:: GIVEN RECORDS ::

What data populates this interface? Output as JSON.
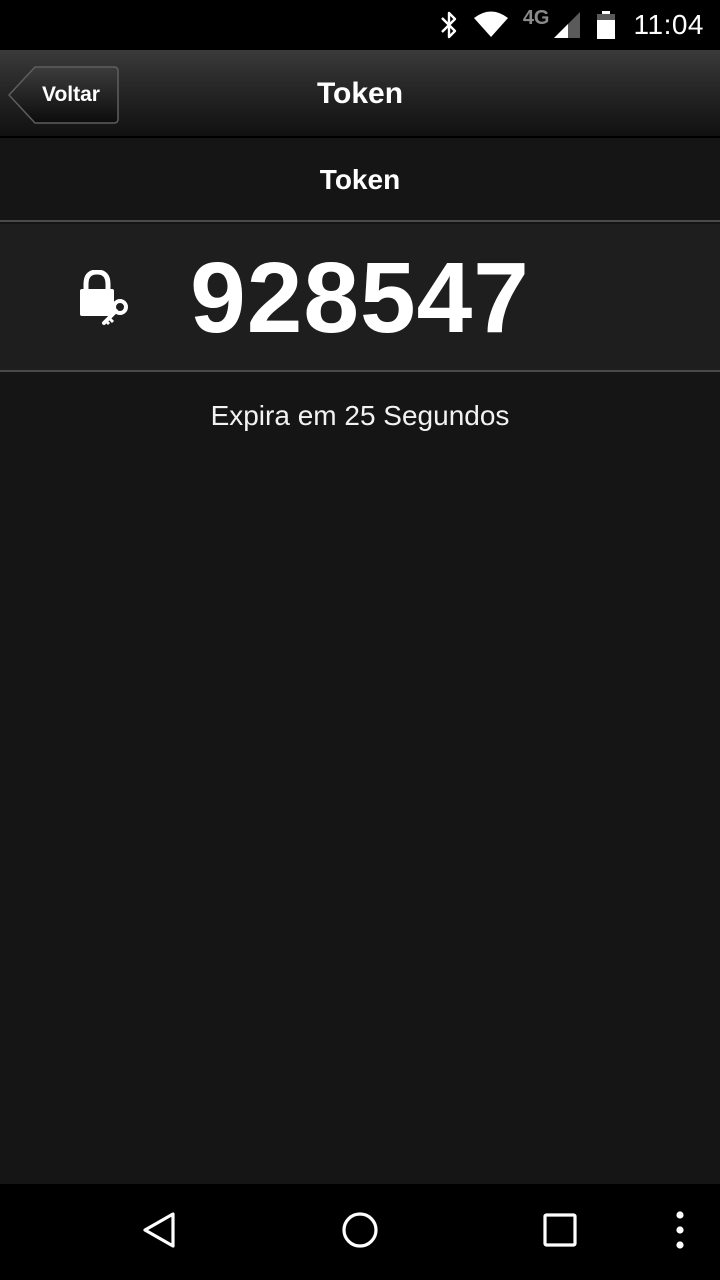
{
  "status_bar": {
    "network_label": "4G",
    "time": "11:04",
    "icons": [
      "bluetooth-icon",
      "wifi-icon",
      "cell-signal-icon",
      "battery-icon"
    ]
  },
  "action_bar": {
    "back_label": "Voltar",
    "title": "Token"
  },
  "section": {
    "header": "Token"
  },
  "token": {
    "icon": "lock-key-icon",
    "value": "928547",
    "expiry_text": "Expira em 25 Segundos"
  },
  "nav_bar": {
    "icons": [
      "back-triangle-icon",
      "home-circle-icon",
      "recents-square-icon",
      "overflow-menu-icon"
    ]
  },
  "colors": {
    "background": "#151515",
    "token_row_bg": "#1e1e1e",
    "divider": "#4a4a4a",
    "text": "#ffffff"
  }
}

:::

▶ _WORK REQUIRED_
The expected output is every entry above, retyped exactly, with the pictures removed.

▶ _COMPLETED EXERCISE_
What data populates this interface? Output as JSON.
{
  "status_bar": {
    "network_label": "4G",
    "time": "11:04",
    "icons": [
      "bluetooth-icon",
      "wifi-icon",
      "cell-signal-icon",
      "battery-icon"
    ]
  },
  "action_bar": {
    "back_label": "Voltar",
    "title": "Token"
  },
  "section": {
    "header": "Token"
  },
  "token": {
    "icon": "lock-key-icon",
    "value": "928547",
    "expiry_text": "Expira em 25 Segundos"
  },
  "nav_bar": {
    "icons": [
      "back-triangle-icon",
      "home-circle-icon",
      "recents-square-icon",
      "overflow-menu-icon"
    ]
  },
  "colors": {
    "background": "#151515",
    "token_row_bg": "#1e1e1e",
    "divider": "#4a4a4a",
    "text": "#ffffff"
  }
}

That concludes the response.